___
Sisak reported from New York.

We want to hear from you.

Have a story idea or tip? Send it to the KSL NewsRadio team here.

AP

Supreme Court Police officers stand on duty outside of the Supreme Court building on Thursday, June...

MARK SHERMAN, Associated Press

The Supreme Court upholds a gun control law intended to protect domestic violence victims

The Supreme Court has upheld a federal gun control law on Friday with intentions to protect domestic violence victims.

4 days ago

A photo taken of Matthew Perry in 2022....

Clayre Scott

Criminal investigation opened in relation to Matthew Perry’s death

A criminal investigation has been opened in relation to Matthew Perry's death due to high levels of ketamine found in his blood.

1 month ago

FILE - The United Nations (UN) headquarters are pictured in Geneva, Switzerland, Friday, Sept. 9, 2...

EDITH M. LEDERER, Associated Press

U.N. to vote on resolution that would grant Palestine new rights

The U.N. General Assembly is expected to vote Friday on a resolution that would grant new "rights and privileges" to Palestine.

2 months ago

President Joe Biden arrives at Chicago O'Hare International Airport to attend a political fundraise...

ZEKE MILLER and AAMER MADHANI, Associated Press

Biden says US won’t supply weapons for Israel to attack Rafah

Biden said the U.S. was still committed to Israel's defense, but that if Israel goes into Rafah, "we're not going to supply the weapons and artillery shells used."

2 months ago

Adult film actress Stormy Daniels, who just testified in the Trump hush money trial....

Associated Press

Adult film star testifies in Trump hush money case

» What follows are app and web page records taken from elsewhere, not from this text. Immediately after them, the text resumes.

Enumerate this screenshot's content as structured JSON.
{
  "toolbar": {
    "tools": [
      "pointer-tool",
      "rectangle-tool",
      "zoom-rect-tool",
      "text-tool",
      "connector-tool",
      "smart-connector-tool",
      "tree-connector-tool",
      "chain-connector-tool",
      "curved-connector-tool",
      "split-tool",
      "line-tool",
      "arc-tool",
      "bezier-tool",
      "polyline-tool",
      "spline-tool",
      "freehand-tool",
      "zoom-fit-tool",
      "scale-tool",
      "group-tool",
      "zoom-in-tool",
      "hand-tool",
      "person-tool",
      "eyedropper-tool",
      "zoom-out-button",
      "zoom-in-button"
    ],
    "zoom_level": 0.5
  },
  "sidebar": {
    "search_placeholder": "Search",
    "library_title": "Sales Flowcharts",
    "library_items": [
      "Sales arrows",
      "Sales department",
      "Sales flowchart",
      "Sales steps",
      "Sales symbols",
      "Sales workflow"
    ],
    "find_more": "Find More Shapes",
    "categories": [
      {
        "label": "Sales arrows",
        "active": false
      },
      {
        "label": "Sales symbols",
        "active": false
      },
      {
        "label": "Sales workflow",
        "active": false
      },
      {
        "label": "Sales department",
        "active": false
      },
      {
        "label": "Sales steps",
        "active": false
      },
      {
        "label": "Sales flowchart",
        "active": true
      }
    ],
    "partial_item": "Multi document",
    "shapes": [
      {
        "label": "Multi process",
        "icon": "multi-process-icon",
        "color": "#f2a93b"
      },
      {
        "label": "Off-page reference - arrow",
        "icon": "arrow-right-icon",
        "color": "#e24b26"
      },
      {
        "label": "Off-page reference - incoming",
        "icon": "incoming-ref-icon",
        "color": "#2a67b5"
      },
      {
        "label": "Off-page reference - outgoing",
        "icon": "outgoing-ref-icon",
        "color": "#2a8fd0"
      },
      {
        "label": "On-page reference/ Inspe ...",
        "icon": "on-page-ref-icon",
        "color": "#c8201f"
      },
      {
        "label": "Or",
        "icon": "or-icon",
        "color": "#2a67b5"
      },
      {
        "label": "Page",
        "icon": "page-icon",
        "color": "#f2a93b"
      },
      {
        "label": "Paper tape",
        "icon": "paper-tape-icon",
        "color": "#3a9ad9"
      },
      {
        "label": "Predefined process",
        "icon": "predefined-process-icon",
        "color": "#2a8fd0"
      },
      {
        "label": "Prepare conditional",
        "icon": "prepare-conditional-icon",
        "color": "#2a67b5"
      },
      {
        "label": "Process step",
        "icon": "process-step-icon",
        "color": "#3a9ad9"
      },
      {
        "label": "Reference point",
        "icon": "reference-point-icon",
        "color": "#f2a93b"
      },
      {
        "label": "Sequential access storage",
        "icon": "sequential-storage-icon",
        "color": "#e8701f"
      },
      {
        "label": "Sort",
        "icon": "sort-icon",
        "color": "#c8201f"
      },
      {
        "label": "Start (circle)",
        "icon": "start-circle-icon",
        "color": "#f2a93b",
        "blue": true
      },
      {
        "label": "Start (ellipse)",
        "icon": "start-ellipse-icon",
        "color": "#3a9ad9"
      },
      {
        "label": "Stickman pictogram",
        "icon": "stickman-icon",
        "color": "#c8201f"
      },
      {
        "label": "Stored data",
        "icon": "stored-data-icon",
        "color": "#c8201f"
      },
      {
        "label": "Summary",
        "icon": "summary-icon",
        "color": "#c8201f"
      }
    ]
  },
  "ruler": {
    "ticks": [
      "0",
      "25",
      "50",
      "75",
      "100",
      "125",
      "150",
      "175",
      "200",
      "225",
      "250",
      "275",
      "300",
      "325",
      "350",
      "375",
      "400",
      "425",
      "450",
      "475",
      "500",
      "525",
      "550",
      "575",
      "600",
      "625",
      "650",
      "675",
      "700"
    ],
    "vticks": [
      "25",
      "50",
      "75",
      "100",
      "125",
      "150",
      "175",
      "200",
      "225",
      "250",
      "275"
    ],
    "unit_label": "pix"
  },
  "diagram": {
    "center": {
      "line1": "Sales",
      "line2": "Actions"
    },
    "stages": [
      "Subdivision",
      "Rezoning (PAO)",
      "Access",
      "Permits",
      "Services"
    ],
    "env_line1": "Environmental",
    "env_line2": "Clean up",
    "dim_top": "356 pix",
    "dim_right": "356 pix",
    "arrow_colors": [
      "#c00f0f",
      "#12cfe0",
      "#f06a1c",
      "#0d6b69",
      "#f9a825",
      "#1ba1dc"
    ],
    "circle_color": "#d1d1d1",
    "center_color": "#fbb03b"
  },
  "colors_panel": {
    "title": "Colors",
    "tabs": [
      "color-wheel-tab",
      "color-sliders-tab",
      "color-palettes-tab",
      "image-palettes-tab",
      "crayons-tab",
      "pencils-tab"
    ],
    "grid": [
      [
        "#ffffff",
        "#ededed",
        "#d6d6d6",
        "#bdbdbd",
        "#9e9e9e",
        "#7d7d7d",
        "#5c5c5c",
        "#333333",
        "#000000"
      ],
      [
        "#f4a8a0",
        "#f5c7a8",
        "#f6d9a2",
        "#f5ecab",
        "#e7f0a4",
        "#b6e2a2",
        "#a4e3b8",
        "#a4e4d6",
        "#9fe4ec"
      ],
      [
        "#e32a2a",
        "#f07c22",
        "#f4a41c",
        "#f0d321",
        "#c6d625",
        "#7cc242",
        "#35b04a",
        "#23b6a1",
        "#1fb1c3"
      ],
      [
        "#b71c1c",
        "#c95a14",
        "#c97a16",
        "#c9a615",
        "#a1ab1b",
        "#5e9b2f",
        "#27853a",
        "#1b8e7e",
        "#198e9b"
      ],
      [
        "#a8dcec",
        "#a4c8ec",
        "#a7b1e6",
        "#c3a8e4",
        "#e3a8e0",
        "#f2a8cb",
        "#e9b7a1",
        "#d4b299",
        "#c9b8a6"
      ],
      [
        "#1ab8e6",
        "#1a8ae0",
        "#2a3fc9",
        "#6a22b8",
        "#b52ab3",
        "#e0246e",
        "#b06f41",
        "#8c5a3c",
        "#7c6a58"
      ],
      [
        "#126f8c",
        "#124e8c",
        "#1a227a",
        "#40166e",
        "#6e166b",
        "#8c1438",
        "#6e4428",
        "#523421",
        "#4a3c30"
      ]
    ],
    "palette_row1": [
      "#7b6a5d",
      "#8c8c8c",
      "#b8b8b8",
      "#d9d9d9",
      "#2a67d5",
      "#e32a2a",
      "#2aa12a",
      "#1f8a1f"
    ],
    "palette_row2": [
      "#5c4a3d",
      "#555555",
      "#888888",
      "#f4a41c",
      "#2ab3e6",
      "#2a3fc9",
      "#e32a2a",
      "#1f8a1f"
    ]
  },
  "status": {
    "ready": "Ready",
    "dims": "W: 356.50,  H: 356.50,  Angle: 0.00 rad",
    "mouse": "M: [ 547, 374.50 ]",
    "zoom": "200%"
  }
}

Donald Trump's attorneys have unsuccessfully pushed for a mistrial during the testimony of porn actor Stormy Daniels. She was testifying at Trump's hush money criminal trial that she had a sexual encounter with Trump after meeting him at a Lake Tahoe celebrity golf outing where her studio was a sponsor.

2 months ago

This photo provided by NASA shows an Eta Aquarid meteor streaking over northern Georgia on April 29...

CHRISTINA LARSON, AP Science Writer

The Eta Aquarid meteor shower, debris of Halley’s comet, peaks this weekend. Here’s how to see it

The Eta Aquarid meteor shower, remnants of Halley's comet, peaks this weekend.

2 months ago

Sponsored Articles

Underwater shot of the fisherman holding the fish...

Bear Lake Convention and Visitors Bureau

Your Bear Lake fishing guide

Bear Lake offers year-round fishing opportunities. By preparing ahead of time, you might go home with a big catch!

A group of people cut a purple ribbon...

Comcast

Comcast announces major fiber network expansion in Utah

Comcast's commitment to delivering extensive coverage signifies a monumental leap toward a digitally empowered future for Utahns.

a doctor putting her hand on the chest of her patient...

Intermountain Health

Intermountain nurse-midwives launch new gynecology access clinic

An access clinic launched by Intermountain nurse-midwives provides women with comprehensive gynecology care.

Young couple hugging while a realtor in a suit hands them keys in a new home...

Utah Association of Realtors

Buying a home this spring? Avoid these 5 costly pitfalls

By avoiding these pitfalls when buying a home this spring, you can ensure your investment will be long-lasting and secure.

a person dressed up as a nordic viking in a dragon boat resembling the bear lake monster...

Bear Lake Convention and Visitors Bureau

The Legend of the Bear Lake Monster

The Bear Lake monster has captivated people in the region for centuries, with tales that range from the believable to the bizarre.

...

Live Nation Concerts

All the artists coming to Utah First Credit Union Amphitheatre (formerly USANA Amp) this summer

Summer concerts are more than just entertainment; they’re a celebration of life, love, and connection.

Judge dismisses NRA bankruptcy case, leaving group to face lawsuit in New York State